I-TEAM INVESTIGATION: Patient's First Act could greatly change Medicaid in Georgia
Monday, May 20, 2019
News 12 at 6 O'Clock / NBC 26 at 7
RICHMOND COUNTY, Ga. (WRDW/WAGT) - Medicaid covers nearly 75% of patients in Georgia nursing homes. Now a new law could drastically change the way our seniors and others get healthcare.
Richmond county is home to more than 200-thousand people. Nearly a quarter of them are on Medicaid. "It could make really big changes that could put coverage for low-income seniors and children and families at risk," Laura Colbert said. She is the the executive director of the non-profit group Georgians for a Healthy Future. Right now, she is very worried about the future. "The devil will be in the details but we don't know but we don't know any of the details yet," she said.

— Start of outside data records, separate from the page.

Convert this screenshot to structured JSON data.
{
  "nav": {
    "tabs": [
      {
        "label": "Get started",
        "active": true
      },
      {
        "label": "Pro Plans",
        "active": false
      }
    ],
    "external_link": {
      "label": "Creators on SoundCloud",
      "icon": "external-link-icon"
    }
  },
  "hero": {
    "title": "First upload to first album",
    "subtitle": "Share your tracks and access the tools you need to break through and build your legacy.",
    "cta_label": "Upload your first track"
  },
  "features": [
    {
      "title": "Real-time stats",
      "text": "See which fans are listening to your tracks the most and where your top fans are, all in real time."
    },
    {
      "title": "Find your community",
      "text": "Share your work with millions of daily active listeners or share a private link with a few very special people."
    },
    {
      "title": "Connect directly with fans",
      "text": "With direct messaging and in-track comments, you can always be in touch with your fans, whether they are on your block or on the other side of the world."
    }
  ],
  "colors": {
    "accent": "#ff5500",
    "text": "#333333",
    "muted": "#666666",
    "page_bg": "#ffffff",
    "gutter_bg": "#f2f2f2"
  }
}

Governor Brian Kemp signed Patients First Act into law two months ago. It allows the state to apply for two federal waivers which could drastically change healthcare in Georgia.
"This could be landmark legislation for the state and our healthcare system," Colbert added.
Waiver 1332 could change the private insurance marketplace and Waiver 1115 could expand Medicaid to a new population.
Liz Owens: "Do you think there is a possibility of more seniors going into these facilities that are already are already understaffed?"
Laura Colbert: "I don't know if these waivers will have an impact on where seniors are getting care."
Patient's First Act is extremely vague. "We are a little concerned about the breadth of the legislation," Colbert said. "The waiver is very broad and contains very few details so that consultant will be very important in determining what the waivers will look like and how people will be impacted." The state is in the process of hiring a consultant to come up with the details. It could change for the 46-hundred seniors, 16-thousand adults and 26-thousand children on Medicaid in Richmond County
There will be a public comment period beginning around the end of the year for all of us to weigh in on the planned changes to Georgia's healthcare system.